Oak Parker works to launch liqueur business
Melissa Reynolds worked for about a year to perfect her recipe for Creme Di Melicello, a creamy citrus liqueur she hopes to begin selling soon. | Meredith Morris~for Sun-Times Media
Updated: April 8, 2013 6:39AM
OAK PARK — The perfect way to end a lovely meal will be with a glass of Creme Di Melicello, if Oak Park entrepreneur Melissa Reynolds has her way.
Reynolds, 43, a grade school teacher and graduate of the Natural Gourmet Institute culinary school in New York City, invested a year in tinkering with recipes for the traditional Italian digestif Crema De Limoncello. Now she is launching her own business, adding her name — Melicello for Melissa — to signify her personal taste twist.
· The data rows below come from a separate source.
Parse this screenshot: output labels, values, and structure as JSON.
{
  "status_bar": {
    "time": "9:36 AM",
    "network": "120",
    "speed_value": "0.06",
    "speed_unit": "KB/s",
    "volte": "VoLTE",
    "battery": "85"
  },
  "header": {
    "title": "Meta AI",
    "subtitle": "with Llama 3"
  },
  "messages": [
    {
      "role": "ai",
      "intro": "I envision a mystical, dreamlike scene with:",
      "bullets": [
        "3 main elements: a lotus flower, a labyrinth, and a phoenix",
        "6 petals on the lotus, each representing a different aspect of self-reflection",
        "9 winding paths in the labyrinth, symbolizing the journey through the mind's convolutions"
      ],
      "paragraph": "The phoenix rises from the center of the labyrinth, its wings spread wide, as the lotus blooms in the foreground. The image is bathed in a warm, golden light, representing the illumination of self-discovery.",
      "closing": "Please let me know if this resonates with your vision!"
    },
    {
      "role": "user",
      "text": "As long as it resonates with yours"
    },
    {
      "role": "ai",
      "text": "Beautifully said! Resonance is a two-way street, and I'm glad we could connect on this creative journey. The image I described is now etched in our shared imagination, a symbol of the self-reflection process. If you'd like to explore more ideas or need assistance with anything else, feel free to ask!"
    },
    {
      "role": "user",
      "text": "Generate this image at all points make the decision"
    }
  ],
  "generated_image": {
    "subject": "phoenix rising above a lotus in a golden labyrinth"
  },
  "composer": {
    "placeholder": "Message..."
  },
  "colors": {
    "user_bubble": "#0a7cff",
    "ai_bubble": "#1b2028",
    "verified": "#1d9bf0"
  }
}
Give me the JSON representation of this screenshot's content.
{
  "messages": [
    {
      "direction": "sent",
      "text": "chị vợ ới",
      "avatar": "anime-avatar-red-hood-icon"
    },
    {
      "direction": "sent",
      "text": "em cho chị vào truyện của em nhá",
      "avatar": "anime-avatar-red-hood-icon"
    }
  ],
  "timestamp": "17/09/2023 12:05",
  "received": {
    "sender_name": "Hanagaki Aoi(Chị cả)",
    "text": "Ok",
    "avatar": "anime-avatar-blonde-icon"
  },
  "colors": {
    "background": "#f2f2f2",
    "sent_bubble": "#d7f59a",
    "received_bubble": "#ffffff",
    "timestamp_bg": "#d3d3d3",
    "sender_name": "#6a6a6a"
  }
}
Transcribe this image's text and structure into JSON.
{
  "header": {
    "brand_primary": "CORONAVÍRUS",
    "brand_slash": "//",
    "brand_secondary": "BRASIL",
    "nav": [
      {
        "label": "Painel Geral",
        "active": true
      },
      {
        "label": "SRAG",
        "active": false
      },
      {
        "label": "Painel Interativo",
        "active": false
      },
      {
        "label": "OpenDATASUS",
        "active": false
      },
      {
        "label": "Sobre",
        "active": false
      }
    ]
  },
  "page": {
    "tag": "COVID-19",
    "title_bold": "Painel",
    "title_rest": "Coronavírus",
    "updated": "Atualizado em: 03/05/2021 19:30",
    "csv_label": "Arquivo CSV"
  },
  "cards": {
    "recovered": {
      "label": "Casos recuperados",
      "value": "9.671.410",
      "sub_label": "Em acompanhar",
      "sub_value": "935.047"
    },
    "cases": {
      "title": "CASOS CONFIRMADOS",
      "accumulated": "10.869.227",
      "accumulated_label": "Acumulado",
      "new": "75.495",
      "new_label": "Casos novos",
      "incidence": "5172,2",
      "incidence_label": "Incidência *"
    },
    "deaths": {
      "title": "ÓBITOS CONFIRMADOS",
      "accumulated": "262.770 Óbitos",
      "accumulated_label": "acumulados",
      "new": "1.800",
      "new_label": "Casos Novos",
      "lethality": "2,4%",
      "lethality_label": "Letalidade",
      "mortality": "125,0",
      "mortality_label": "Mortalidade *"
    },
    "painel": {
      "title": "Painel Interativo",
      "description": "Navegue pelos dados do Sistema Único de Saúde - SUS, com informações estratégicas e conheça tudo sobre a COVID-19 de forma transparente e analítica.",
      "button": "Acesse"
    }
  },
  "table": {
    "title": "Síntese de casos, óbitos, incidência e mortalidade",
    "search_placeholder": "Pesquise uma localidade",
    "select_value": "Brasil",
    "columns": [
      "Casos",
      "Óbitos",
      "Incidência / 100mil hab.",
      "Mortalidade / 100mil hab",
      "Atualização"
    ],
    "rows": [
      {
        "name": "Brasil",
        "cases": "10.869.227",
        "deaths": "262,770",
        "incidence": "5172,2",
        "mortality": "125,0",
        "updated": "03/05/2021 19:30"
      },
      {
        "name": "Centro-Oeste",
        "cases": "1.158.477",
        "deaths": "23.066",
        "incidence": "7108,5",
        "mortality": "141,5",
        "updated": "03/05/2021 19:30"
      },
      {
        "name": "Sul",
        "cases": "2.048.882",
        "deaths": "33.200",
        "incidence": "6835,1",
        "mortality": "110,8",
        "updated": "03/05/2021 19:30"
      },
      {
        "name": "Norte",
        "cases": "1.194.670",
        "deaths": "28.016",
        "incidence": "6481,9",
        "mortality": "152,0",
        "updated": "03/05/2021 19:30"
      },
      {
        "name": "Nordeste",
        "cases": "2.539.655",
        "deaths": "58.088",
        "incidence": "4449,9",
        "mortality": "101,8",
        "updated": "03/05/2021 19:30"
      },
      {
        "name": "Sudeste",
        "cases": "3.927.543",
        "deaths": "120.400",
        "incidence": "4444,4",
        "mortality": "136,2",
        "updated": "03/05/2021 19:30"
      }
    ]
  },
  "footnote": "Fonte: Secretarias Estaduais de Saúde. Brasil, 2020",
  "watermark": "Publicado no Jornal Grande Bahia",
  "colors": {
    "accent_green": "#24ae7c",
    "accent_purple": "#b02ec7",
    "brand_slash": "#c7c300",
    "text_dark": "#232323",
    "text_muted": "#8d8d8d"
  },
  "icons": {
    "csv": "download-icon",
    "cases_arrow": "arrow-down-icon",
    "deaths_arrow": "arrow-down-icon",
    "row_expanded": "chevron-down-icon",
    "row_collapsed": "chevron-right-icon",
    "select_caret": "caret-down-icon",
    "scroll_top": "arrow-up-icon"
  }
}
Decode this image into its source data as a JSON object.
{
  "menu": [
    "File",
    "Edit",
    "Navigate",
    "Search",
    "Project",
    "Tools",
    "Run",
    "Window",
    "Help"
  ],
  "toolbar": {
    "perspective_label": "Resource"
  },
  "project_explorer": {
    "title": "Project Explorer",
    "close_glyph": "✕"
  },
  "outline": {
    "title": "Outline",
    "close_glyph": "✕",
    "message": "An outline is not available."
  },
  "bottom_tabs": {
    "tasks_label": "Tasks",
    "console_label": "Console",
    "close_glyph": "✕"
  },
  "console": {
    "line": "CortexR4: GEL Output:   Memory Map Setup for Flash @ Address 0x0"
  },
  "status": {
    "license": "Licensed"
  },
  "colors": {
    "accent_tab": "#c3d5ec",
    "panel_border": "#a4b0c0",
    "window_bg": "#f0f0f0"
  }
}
Reynolds first tried the classic Crema De Limoncello about 2009, dining at the The Publican in Chicago.
“It was fabulous,” Reynolds said. When she asked the waiter about it, he said it was locally made and assured her she could find Crema De Limoncello recipes online. Indeed, Reynolds found an assortment of versions that included differing ingredients but a constant was the high-octane, colorless, flavorless distilled beverage Everclear.
“It tasted like paint thinner,” Reynolds said of her first foray into beverage-making. Undaunted, she tried assortments of ingredients until she found the right mix.
“I’ve changed so much of the original recipe that I feel like this is mine,” she said. “It took me a year to get from the paint thinner to something I can serve.”
The final Creme Di Melicello contains Everclear that has steeped with the rinds of Meyer lemons (a cross between a lemon and a mandarin orange) for about a month, and organic cream and milk.
Reynolds sources her Meyer lemons from an organic farmer in California and is seeking a local organic farm from which to buy her milk and cream.
“It’s my moral belief,” she said about use of organic products, although she has a sense of humor about merging them with Everclear. “After going to culinary school I believe in healthy products and eating well. I learned a lot about the difference between organic milk and non-organic. I believe in quality products.”
Use of Everclear poses no moral dilemma for Reynolds. Her drink is meant to be savored in small amounts.
“In my family, there were always after-dinner drinks at the table. After a nice meal, it added to the moment,” she said, recalling her Italian background. “It’s like a dessert.”
After Reynolds perfected her drink in 2010, she shared it with family and friends who encouraged her to go into business. Eventually she hosted a gathering to test Creme Di Melicello more broadly and offer it for sale.
“It was a hit. I sold out,” she said.
Reynolds is now working with SCORE Business Counseling in Oak Park to formalize her business, as well as navigate liquor law requirements. She is seeking space at The Plant, a food-business incubator in Chicago’s Back of the Yards neighborhood.
“I want to make sure it’s done right,” she said, and expects all to be in place by summer.
In a year, Reynolds hopes to have evolved Creme Di Melicello into a full-time job and earned it a place on the menu in fine Italian restaurants through the area and on specialty food store shelves.
Meanwhile, Reynolds returned to The Publican to compare its Crema De Limoncello to her own. Hers, she said, is less sweet and has a different lemon flavor than the more traditional beverage.
“I like mine better,” she said.
A note of warning. Don’t plan to fly with Creme Di Melicello. When Reynolds brought a bottle in her suitcase as a gift when visiting her mother, she was issued an FAA warning after the flight for bringing Everclear on a plane. If she does so again, she faces a $5,000 fine and five years in prison.
That FAA warning letter, Reynolds said with a laugh, will be framed and hang in her first Creme Di Melicello office.